An anticipatory breach is a definite and unconditional declaration by a party to an executory contract — through word or conduct — that he will not or cannot render the agreed upon performance. Ross Systems v. Linden Dari-Delite, Inc., 35 N.J. 329, 340-341 (1961). If the breach is material — that is, if it "goes to the essence of the contract" — the nonbreaching party may treat the contract as terminated and commence suit forthwith. Id. at 341; Miller and Sons Bakery Co. v. Selikowitz, 8 N.J.Super. 118, 122 (App.Div. 1950); Young Travelers Day Camps, Inc. v. Felsen, 118 N.J.Super. 304, 310 (Cty.D.Ct. 1972).
Here, defendant's letter of May 3, 1984, and the simultaneous return of plaintiff's deposit constituted a clear and unequivocal declaration that the agreed upon performance would not be forthcoming. Defendant's expression of inability to perform the sheet metal work, without legal excuse, was a repudiation going to the "essence of the contract" and, thus, justified plaintiff in considering the contract at an end and reaching out to another subcontractor.
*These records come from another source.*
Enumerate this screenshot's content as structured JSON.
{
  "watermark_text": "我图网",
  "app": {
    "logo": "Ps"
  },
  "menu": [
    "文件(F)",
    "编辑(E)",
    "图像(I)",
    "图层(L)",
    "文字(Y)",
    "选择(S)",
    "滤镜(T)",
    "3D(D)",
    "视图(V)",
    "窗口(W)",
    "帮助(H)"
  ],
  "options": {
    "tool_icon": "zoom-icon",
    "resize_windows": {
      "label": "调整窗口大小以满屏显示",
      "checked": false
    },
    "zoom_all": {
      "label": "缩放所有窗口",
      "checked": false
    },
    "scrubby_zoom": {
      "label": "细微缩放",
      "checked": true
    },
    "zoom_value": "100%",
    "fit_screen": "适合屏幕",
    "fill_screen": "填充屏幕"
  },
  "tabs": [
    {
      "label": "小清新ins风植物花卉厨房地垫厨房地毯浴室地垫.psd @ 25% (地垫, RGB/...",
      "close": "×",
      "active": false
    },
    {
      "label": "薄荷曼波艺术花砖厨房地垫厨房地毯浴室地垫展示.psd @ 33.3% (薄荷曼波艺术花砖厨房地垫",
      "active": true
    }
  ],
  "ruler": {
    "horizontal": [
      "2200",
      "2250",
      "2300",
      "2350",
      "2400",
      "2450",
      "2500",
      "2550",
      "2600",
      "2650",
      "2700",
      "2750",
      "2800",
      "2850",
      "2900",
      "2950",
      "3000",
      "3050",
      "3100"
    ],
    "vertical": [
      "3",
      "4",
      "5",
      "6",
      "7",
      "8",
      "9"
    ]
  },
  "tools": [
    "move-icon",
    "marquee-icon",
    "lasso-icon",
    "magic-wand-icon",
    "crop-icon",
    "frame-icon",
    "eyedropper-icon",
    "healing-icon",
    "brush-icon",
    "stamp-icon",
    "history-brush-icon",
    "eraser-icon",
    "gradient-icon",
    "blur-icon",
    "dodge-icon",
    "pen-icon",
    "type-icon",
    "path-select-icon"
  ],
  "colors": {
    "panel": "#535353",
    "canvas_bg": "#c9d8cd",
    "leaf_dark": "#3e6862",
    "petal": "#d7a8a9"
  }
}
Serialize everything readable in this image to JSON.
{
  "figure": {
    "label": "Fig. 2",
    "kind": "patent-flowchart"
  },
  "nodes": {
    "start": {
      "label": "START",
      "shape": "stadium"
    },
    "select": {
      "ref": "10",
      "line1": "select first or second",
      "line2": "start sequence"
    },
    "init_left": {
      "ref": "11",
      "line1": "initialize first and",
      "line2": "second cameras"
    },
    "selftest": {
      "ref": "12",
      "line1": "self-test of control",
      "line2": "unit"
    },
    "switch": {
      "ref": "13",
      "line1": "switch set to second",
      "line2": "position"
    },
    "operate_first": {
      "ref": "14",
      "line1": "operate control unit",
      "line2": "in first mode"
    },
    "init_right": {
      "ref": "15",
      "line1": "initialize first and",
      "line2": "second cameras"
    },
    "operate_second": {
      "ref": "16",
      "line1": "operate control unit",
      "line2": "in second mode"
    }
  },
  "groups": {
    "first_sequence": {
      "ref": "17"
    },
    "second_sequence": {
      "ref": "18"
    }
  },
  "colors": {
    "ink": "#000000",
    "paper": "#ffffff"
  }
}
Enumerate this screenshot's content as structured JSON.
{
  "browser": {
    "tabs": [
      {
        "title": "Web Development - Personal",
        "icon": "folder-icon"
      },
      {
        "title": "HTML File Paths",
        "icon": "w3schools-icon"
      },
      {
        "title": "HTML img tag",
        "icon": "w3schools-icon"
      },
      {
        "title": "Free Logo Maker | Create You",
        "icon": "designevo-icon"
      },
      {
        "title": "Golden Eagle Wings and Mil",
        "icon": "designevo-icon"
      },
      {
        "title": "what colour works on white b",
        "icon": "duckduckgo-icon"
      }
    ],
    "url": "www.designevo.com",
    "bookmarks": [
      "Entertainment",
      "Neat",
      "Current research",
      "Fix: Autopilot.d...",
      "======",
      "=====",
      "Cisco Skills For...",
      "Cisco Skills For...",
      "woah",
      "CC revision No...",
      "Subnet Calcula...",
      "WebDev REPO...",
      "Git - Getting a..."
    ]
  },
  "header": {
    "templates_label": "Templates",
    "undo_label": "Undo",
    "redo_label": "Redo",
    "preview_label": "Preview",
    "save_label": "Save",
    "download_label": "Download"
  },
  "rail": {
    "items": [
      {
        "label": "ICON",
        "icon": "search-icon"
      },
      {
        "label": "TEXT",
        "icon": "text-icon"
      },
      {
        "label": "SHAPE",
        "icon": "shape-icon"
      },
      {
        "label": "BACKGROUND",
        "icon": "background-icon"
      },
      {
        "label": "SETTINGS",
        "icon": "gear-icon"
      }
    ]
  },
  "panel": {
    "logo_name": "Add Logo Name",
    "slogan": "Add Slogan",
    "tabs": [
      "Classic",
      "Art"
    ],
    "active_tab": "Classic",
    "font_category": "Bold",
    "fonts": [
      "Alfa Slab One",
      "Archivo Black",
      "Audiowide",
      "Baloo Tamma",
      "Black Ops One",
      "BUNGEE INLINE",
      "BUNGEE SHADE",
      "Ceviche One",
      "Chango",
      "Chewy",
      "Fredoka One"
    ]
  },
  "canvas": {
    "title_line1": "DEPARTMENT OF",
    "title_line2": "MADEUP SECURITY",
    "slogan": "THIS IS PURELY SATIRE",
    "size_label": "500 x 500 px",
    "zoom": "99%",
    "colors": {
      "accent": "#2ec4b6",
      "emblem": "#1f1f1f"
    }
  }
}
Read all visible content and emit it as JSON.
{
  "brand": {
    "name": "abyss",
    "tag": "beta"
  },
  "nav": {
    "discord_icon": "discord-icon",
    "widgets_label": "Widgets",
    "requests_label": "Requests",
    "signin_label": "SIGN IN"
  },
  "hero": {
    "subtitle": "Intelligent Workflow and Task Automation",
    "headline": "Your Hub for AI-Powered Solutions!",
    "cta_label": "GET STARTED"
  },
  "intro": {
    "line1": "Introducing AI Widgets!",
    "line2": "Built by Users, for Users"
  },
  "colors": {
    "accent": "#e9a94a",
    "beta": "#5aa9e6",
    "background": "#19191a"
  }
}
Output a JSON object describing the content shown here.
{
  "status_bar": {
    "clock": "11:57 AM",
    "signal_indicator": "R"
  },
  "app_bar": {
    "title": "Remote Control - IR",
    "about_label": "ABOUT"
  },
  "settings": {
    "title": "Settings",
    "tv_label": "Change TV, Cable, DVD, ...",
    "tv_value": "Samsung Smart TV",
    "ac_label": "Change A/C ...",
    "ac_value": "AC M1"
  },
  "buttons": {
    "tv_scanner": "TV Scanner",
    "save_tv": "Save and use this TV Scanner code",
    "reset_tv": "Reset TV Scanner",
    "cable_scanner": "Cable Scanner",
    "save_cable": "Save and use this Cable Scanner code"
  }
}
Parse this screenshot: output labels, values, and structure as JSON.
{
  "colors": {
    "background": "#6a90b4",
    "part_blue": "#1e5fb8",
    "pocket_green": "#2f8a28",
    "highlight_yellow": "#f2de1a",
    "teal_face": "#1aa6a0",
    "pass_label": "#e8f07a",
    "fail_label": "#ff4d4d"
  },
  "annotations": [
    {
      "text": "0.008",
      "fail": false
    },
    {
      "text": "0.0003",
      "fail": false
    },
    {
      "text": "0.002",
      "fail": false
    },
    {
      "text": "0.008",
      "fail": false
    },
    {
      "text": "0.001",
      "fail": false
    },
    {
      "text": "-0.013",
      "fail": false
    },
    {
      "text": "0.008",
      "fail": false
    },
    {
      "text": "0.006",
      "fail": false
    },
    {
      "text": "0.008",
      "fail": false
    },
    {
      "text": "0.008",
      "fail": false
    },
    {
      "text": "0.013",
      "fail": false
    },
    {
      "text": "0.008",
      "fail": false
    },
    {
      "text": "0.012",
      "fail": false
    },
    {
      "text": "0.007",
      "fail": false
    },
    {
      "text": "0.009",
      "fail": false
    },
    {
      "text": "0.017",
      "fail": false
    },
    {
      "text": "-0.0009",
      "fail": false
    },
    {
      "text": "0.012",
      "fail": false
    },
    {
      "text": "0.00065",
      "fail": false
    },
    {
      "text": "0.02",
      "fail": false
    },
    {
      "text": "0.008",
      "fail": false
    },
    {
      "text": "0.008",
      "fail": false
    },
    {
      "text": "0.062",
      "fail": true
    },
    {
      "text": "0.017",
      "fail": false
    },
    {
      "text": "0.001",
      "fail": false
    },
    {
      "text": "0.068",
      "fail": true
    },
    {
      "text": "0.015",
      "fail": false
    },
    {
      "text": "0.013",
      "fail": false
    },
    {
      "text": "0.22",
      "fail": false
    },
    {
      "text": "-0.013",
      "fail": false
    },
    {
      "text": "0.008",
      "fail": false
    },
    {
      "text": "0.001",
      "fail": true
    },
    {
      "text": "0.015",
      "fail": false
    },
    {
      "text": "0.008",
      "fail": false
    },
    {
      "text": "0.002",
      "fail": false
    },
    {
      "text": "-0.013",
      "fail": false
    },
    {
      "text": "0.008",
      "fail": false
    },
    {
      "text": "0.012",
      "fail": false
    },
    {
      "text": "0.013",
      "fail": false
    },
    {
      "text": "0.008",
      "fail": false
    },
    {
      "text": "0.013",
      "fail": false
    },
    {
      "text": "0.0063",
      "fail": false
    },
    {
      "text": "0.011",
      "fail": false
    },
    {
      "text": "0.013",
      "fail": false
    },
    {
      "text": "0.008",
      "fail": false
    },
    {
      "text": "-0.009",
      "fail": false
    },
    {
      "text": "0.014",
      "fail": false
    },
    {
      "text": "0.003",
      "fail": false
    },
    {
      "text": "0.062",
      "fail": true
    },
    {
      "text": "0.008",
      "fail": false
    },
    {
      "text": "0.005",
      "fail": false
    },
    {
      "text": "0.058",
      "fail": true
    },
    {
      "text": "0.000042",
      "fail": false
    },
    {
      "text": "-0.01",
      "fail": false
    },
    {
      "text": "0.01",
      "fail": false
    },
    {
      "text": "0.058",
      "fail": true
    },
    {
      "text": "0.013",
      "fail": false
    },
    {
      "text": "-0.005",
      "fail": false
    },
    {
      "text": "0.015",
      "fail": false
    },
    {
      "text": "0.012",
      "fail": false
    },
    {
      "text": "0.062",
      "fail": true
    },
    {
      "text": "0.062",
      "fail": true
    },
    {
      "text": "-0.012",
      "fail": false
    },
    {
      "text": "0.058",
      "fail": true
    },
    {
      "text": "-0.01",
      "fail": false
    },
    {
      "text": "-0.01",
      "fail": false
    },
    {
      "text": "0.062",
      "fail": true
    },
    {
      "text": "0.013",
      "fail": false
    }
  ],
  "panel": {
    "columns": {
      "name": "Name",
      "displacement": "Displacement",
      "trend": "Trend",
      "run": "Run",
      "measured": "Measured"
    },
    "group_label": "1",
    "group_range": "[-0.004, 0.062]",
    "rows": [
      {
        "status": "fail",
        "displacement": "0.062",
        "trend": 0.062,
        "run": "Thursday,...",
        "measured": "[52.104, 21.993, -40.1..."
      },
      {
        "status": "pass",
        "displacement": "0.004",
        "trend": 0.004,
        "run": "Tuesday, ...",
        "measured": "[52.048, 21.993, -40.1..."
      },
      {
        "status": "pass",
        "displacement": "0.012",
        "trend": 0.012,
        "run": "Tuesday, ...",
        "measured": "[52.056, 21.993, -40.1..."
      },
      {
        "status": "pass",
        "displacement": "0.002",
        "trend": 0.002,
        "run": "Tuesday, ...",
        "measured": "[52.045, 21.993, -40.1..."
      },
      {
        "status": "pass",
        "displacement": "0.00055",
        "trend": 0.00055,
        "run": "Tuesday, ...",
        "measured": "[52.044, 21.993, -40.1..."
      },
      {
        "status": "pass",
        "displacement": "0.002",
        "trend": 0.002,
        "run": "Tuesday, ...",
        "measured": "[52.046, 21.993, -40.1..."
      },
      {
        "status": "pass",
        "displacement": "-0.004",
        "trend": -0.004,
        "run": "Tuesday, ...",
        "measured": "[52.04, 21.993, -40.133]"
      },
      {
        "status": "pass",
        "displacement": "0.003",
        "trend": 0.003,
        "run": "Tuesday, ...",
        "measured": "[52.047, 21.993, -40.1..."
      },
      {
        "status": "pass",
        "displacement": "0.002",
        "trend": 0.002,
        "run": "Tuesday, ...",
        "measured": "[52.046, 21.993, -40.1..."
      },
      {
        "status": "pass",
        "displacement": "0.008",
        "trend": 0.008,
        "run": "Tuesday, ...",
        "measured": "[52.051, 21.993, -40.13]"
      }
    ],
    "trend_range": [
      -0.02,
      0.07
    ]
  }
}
See Ross Systems v. Linden Dari-Delite, Inc., supra, 35 N.J. at 341. Particularly in view of the admitted time constraints which plaintiff was burdened with under his contract with the Ocean County Center for the Arts, it cannot be said that he acted wrongfully, or unreasonably, in subcontracting the entire sign project to another company.
Plaintiff expected to disburse $12,800 toward the completion of the sign project under his contract with defendant; in the end, he paid $20,000 for the contemplated work as a consequence of defendant's breach. His damages are equal to the difference or $7,200. Judgment will be entered in that amount in favor of plaintiff and against defendant.
Plaintiff is hereby directed to submit an appropriate form of judgment.